Michael Carter, 2016-02-09 07:50:00
majority of early syphilis cases in patients with HIV in Warsaw had neurological
involvement, Polish investigators report in HIV
Medicine. There was a significant relationship between HIV viral load and
the risk of neurosyphilis. Lumbar puncture was used to diagnose neurosyphils,
but because this procedure is unpopular with patients and involves risks, the
investigators recommend that all HIV-positive patients diagnosed with early
syphilis should receive antibiotic therapy that has good penetration into the central
nervous system (CNS).
Incidence of the
sexually transmitted infection syphilis is high among patients with HIV,

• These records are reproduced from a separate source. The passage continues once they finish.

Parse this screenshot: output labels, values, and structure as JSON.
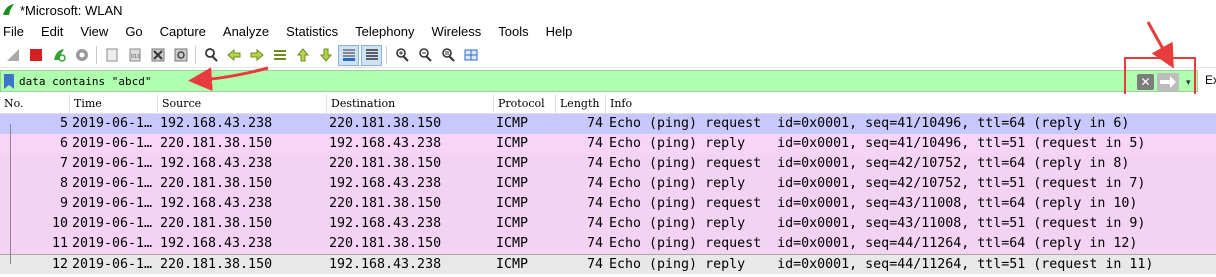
{
  "window": {
    "title": "*Microsoft: WLAN"
  },
  "menu": [
    "File",
    "Edit",
    "View",
    "Go",
    "Capture",
    "Analyze",
    "Statistics",
    "Telephony",
    "Wireless",
    "Tools",
    "Help"
  ],
  "toolbar": {
    "icons": [
      "shark-fin-icon",
      "stop-capture-icon",
      "restart-capture-icon",
      "capture-options-icon",
      "open-file-icon",
      "save-file-icon",
      "close-file-icon",
      "reload-file-icon",
      "find-packet-icon",
      "go-back-icon",
      "go-forward-icon",
      "go-to-packet-icon",
      "first-packet-icon",
      "last-packet-icon",
      "auto-scroll-icon",
      "colorize-icon",
      "zoom-in-icon",
      "zoom-out-icon",
      "normal-size-icon",
      "resize-columns-icon"
    ]
  },
  "filter": {
    "value": "data contains \"abcd\"",
    "clear_label": "✕",
    "expression_label": "Ex"
  },
  "columns": [
    "No.",
    "Time",
    "Source",
    "Destination",
    "Protocol",
    "Length",
    "Info"
  ],
  "packets": [
    {
      "no": "5",
      "time": "2019-06-1…",
      "src": "192.168.43.238",
      "dst": "220.181.38.150",
      "proto": "ICMP",
      "len": "74",
      "info": "Echo (ping) request  id=0x0001, seq=41/10496, ttl=64 (reply in 6)",
      "kind": "request"
    },
    {
      "no": "6",
      "time": "2019-06-1…",
      "src": "220.181.38.150",
      "dst": "192.168.43.238",
      "proto": "ICMP",
      "len": "74",
      "info": "Echo (ping) reply    id=0x0001, seq=41/10496, ttl=51 (request in 5)",
      "kind": "reply"
    },
    {
      "no": "7",
      "time": "2019-06-1…",
      "src": "192.168.43.238",
      "dst": "220.181.38.150",
      "proto": "ICMP",
      "len": "74",
      "info": "Echo (ping) request  id=0x0001, seq=42/10752, ttl=64 (reply in 8)",
      "kind": "alt"
    },
    {
      "no": "8",
      "time": "2019-06-1…",
      "src": "220.181.38.150",
      "dst": "192.168.43.238",
      "proto": "ICMP",
      "len": "74",
      "info": "Echo (ping) reply    id=0x0001, seq=42/10752, ttl=51 (request in 7)",
      "kind": "alt"
    },
    {
      "no": "9",
      "time": "2019-06-1…",
      "src": "192.168.43.238",
      "dst": "220.181.38.150",
      "proto": "ICMP",
      "len": "74",
      "info": "Echo (ping) request  id=0x0001, seq=43/11008, ttl=64 (reply in 10)",
      "kind": "alt"
    },
    {
      "no": "10",
      "time": "2019-06-1…",
      "src": "220.181.38.150",
      "dst": "192.168.43.238",
      "proto": "ICMP",
      "len": "74",
      "info": "Echo (ping) reply    id=0x0001, seq=43/11008, ttl=51 (request in 9)",
      "kind": "alt"
    },
    {
      "no": "11",
      "time": "2019-06-1…",
      "src": "192.168.43.238",
      "dst": "220.181.38.150",
      "proto": "ICMP",
      "len": "74",
      "info": "Echo (ping) request  id=0x0001, seq=44/11264, ttl=64 (reply in 12)",
      "kind": "alt"
    },
    {
      "no": "12",
      "time": "2019-06-1…",
      "src": "220.181.38.150",
      "dst": "192.168.43.238",
      "proto": "ICMP",
      "len": "74",
      "info": "Echo (ping) reply    id=0x0001, seq=44/11264, ttl=51 (request in 11)",
      "kind": "selected"
    }
  ],
  "colors": {
    "filter_ok": "#afffaf",
    "icmp_request": "#c8c8ff",
    "icmp_reply": "#f8d4f8",
    "annotation": "#e83b3b"
  }
}
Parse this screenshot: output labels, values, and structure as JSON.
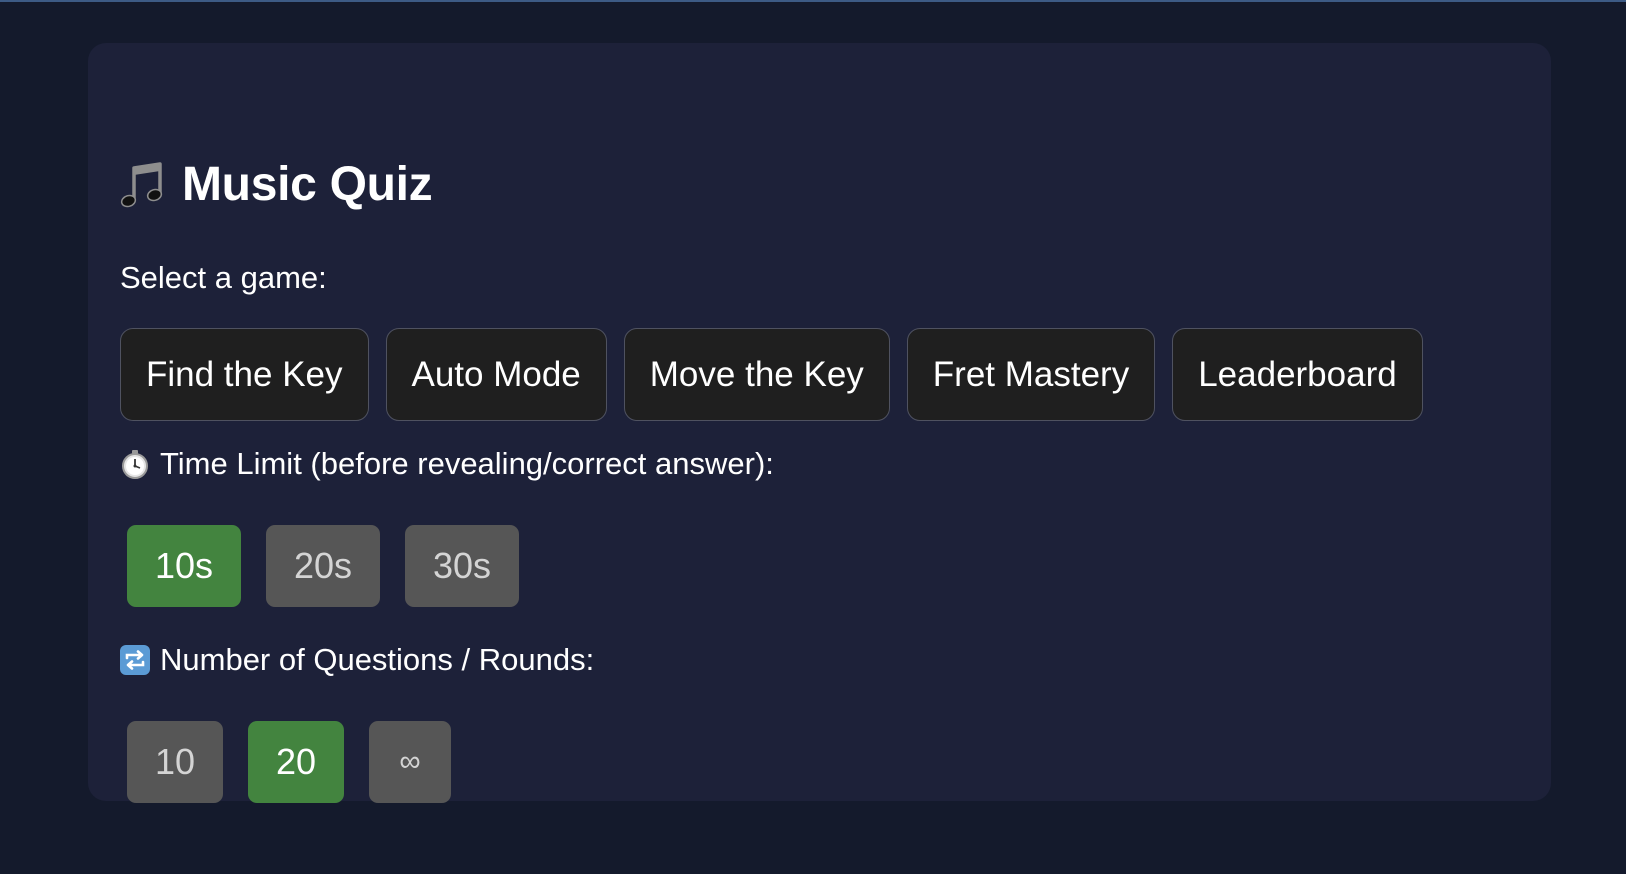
{
  "quiz": {
    "title": "Music Quiz",
    "title_icon": "music-notes-icon",
    "select_prompt": "Select a game:",
    "games": [
      {
        "label": "Find the Key"
      },
      {
        "label": "Auto Mode"
      },
      {
        "label": "Move the Key"
      },
      {
        "label": "Fret Mastery"
      },
      {
        "label": "Leaderboard"
      }
    ],
    "time_limit": {
      "icon": "stopwatch-icon",
      "label": "Time Limit (before revealing/correct answer):",
      "options": [
        "10s",
        "20s",
        "30s"
      ],
      "selected": "10s"
    },
    "rounds": {
      "icon": "repeat-icon",
      "label": "Number of Questions / Rounds:",
      "options": [
        "10",
        "20",
        "∞"
      ],
      "selected": "20"
    }
  },
  "colors": {
    "page_background": "#141a2c",
    "card_background": "#1d2139",
    "game_button_background": "#1f1f1f",
    "chip_inactive": "#565656",
    "chip_active": "#43843f"
  }
}
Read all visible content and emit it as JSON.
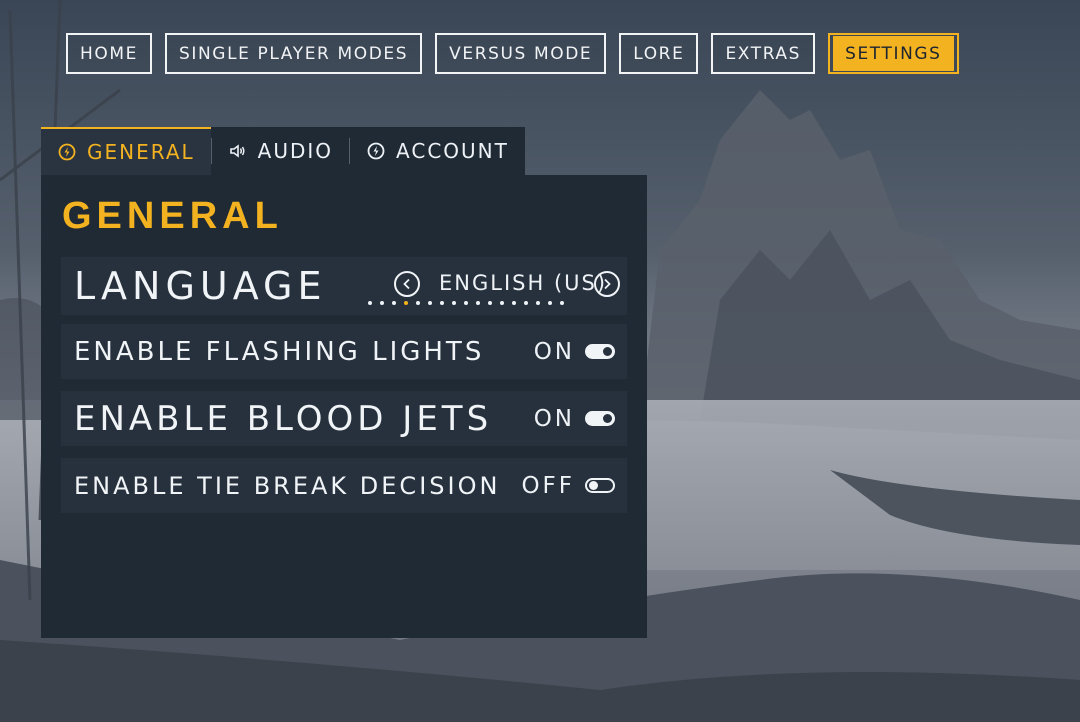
{
  "nav": {
    "items": [
      {
        "label": "HOME"
      },
      {
        "label": "SINGLE PLAYER MODES"
      },
      {
        "label": "VERSUS MODE"
      },
      {
        "label": "LORE"
      },
      {
        "label": "EXTRAS"
      },
      {
        "label": "SETTINGS",
        "active": true
      }
    ]
  },
  "tabs": [
    {
      "label": "GENERAL",
      "icon": "bolt-circle-icon",
      "active": true
    },
    {
      "label": "AUDIO",
      "icon": "speaker-icon"
    },
    {
      "label": "ACCOUNT",
      "icon": "bolt-circle-icon"
    }
  ],
  "panel": {
    "title": "GENERAL",
    "language": {
      "label": "LANGUAGE",
      "value": "ENGLISH (US)",
      "option_count": 17,
      "selected_index": 3
    },
    "flashing_lights": {
      "label": "ENABLE FLASHING LIGHTS",
      "state": "ON"
    },
    "blood_jets": {
      "label": "ENABLE BLOOD JETS",
      "state": "ON"
    },
    "tie_break": {
      "label": "ENABLE TIE BREAK DECISION",
      "state": "OFF"
    }
  },
  "colors": {
    "accent": "#f3b21f",
    "panel": "#1f2a35",
    "row": "#26313d",
    "text": "#eef2f6"
  }
}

most especially among men who have sex with men (MSM), and incidence has risen since 2000.
European guidelines for
the management of syphilis suggest that patients with HIV may have an increased
risk of early neurosyphilis and that this may be asymptomatic.
of especial concern for individuals with HIV as it could exacerbate the
cognitive decline that has been associated with HIV infection in some research.
A recent report found a relationship between neurosyphilis and HIV viral load
in cerebrospinal fluid (CSF), whereas another identified a link between viral
load and subsequent cognitive decline.
Guidelines recommend that patients with high
syphilis titres (1/32) should be investigated for neurosyphilis.
research findings and guidelines in mind, Polish investigators designed a
prospective study to assess the frequency of neurosyphilis among HIV-positive
patients diagnosed with early syphilis and to assess the association between
neurosyphilis and HIV-related factors, such as CD4 cell count, HIV viral load
and treatment with antiretroviral therapy (treatment vs. no treatment).
place between 2008 and 2012 at an outpatient clinic in Warsaw.
During this time,
191 HIV-positive individuals were diagnosed with early syphilis. Of these, 93%
has high syphilis titres. Neurological examination using lumbar puncture was
offered to all patients but only 59 (33%) consented. A further 13 patients with
low titres and symptoms of neurosyphilis were also recruited to the study.
All 72 patients
were male, their median age was 33 years and 89% were MSM. Just over half the
patients (51%) were taking HIV therapy at the time syphilis was diagnosed.
Median CD4 cell count and viral load were 521 cells/mm3 and 24,500
confirmed neurosyphilis in 90% of patients.
No relationship was
found between neurosyphilis risk and CD4 cell count. However, among patients
with neurological involvement, there was a significant relationship between
pleocytosis – increased white blood count – and serum viral load above 1000
copies/ml (p = 0.045). Neurosyphilis was also significantly associated the
absence of HIV therapy (p = 0.0328).
confirmed neurosyphilis were treated with antibiotic therapy with good CNS
“A very high
proportion of confirmed neurosyphilis seen in patients with relatively low
serum...titres may suggest that CNS involvement should be suspected regardless
of…titre,” conclude the authors. “Taking into account updated indications and
risks associated with lumbar puncture, it may be preferable to use treatments
with good CNS penetration in all HIV-positive patients diagnosed with syphilis.”